Assignment: Reproduce exactly the lines from the one containing "What data populates" through the end of the entries, including both. Drop the pictures.

*** Extracted information ***

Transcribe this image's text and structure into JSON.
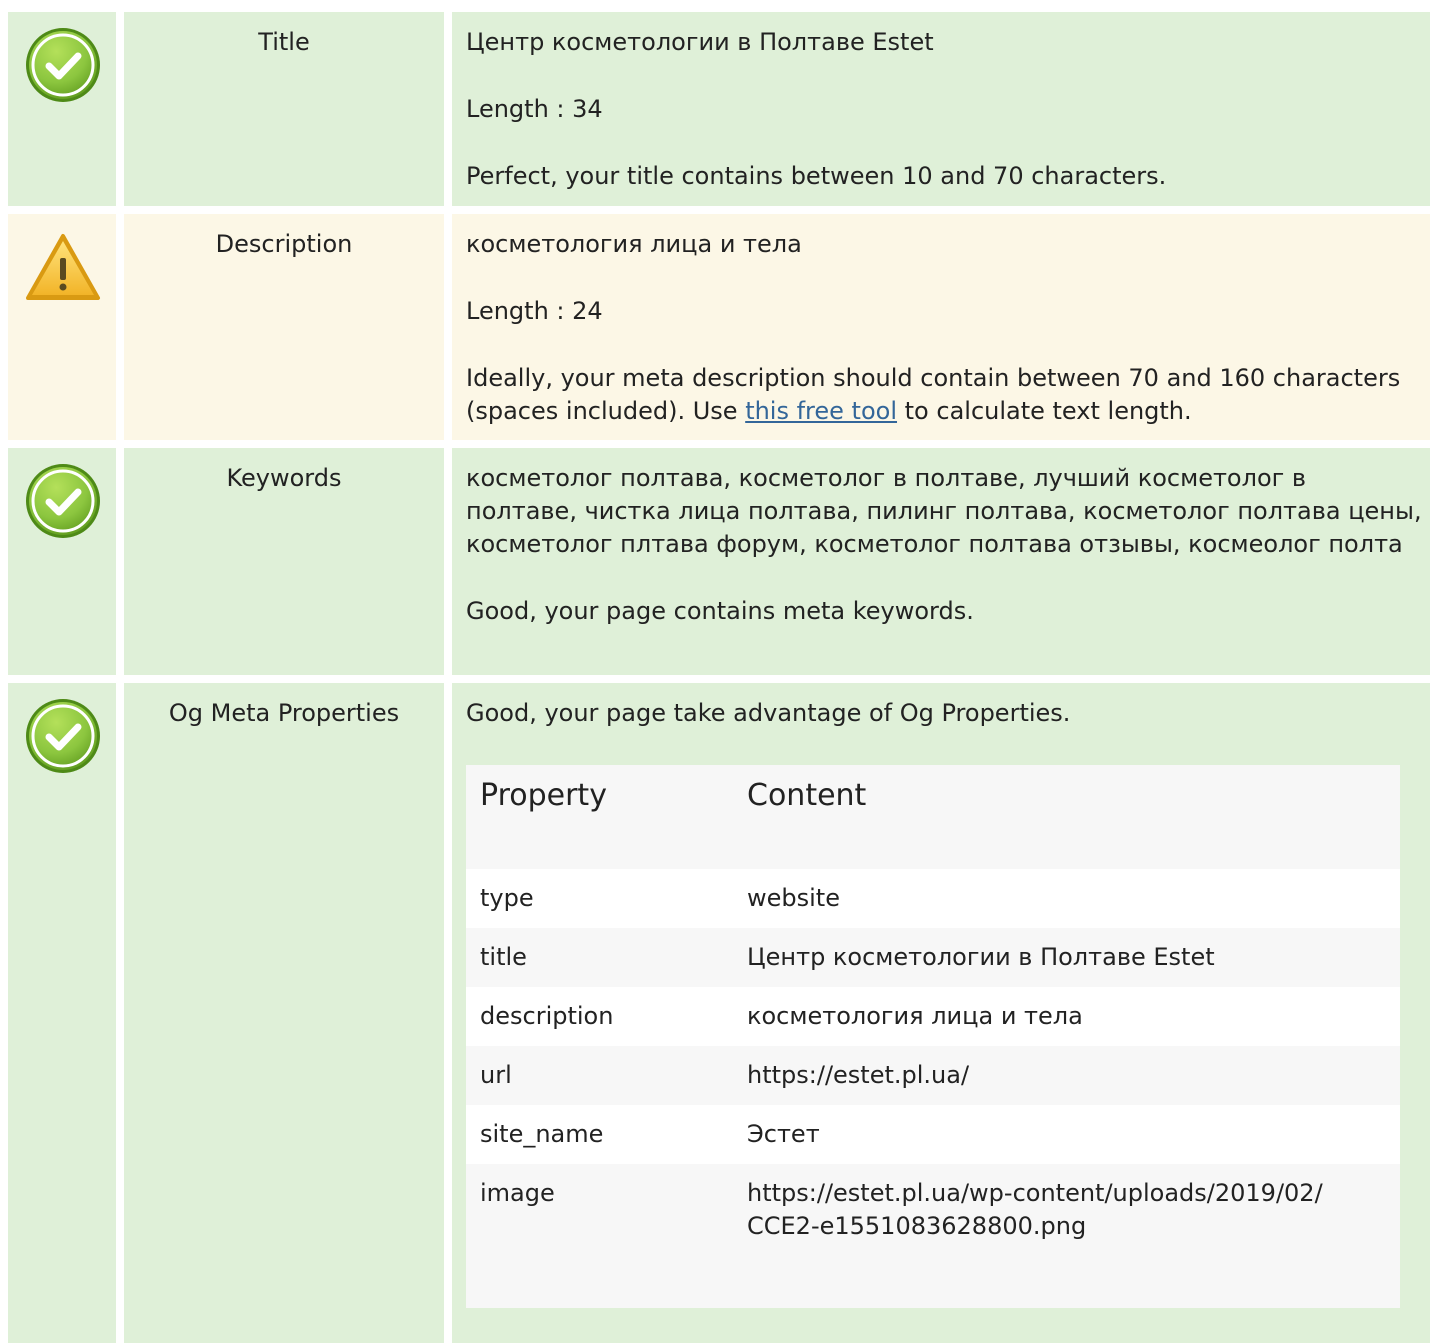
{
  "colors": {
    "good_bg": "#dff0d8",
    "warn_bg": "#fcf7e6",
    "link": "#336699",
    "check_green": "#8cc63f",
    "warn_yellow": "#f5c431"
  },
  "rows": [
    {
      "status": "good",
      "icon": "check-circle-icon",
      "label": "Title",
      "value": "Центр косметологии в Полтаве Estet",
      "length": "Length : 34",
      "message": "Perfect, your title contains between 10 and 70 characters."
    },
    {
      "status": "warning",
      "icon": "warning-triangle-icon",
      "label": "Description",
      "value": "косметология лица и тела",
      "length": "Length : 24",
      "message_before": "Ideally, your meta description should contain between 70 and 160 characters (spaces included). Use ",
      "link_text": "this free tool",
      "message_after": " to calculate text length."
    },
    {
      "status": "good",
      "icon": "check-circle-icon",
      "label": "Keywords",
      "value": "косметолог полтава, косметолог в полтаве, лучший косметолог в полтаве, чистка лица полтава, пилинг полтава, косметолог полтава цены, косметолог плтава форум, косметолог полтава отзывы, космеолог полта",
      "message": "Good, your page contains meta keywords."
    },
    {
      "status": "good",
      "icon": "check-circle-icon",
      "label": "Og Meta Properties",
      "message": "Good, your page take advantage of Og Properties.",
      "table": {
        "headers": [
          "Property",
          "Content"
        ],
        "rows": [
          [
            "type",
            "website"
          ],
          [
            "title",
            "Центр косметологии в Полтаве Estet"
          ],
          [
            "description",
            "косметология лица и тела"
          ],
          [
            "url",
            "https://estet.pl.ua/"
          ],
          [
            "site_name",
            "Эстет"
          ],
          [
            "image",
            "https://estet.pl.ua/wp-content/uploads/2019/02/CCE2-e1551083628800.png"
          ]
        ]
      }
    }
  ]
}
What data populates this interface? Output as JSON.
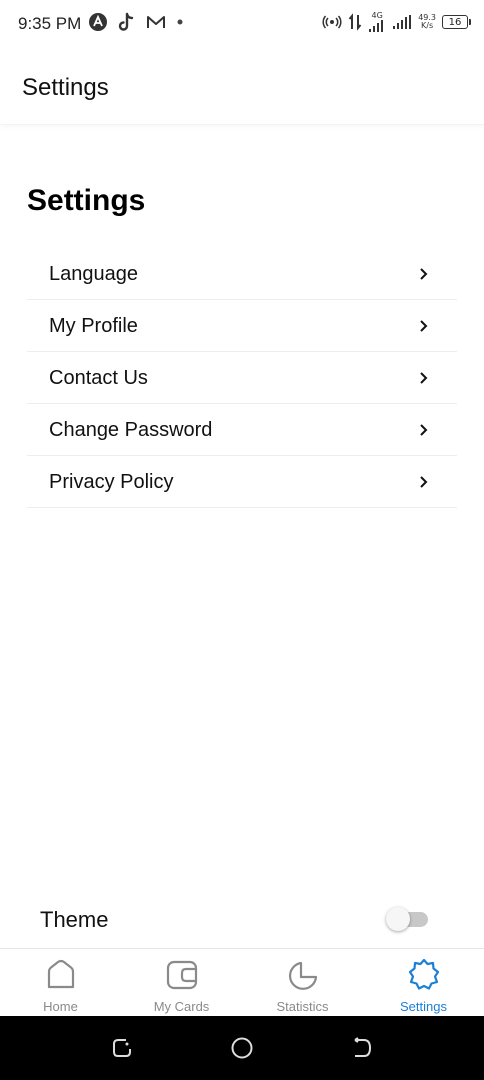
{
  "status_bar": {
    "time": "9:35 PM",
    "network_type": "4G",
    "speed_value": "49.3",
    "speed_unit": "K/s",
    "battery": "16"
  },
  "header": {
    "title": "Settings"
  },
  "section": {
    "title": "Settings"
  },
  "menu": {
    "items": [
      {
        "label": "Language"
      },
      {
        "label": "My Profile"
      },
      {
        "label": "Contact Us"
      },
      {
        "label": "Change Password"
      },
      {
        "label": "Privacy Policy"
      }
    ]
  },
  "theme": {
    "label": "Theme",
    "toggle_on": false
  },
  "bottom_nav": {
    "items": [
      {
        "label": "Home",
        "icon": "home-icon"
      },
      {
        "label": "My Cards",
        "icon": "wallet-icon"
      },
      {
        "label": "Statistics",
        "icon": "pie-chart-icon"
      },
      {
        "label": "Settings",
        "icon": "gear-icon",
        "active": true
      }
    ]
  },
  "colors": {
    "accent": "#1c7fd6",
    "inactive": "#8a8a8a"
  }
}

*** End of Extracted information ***

Reply:
What data populates this interface? Output as JSON.
{
  "status_bar": {
    "time": "9:35 PM",
    "network_type": "4G",
    "speed_value": "49.3",
    "speed_unit": "K/s",
    "battery": "16"
  },
  "header": {
    "title": "Settings"
  },
  "section": {
    "title": "Settings"
  },
  "menu": {
    "items": [
      {
        "label": "Language"
      },
      {
        "label": "My Profile"
      },
      {
        "label": "Contact Us"
      },
      {
        "label": "Change Password"
      },
      {
        "label": "Privacy Policy"
      }
    ]
  },
  "theme": {
    "label": "Theme",
    "toggle_on": false
  },
  "bottom_nav": {
    "items": [
      {
        "label": "Home",
        "icon": "home-icon"
      },
      {
        "label": "My Cards",
        "icon": "wallet-icon"
      },
      {
        "label": "Statistics",
        "icon": "pie-chart-icon"
      },
      {
        "label": "Settings",
        "icon": "gear-icon",
        "active": true
      }
    ]
  },
  "colors": {
    "accent": "#1c7fd6",
    "inactive": "#8a8a8a"
  }
}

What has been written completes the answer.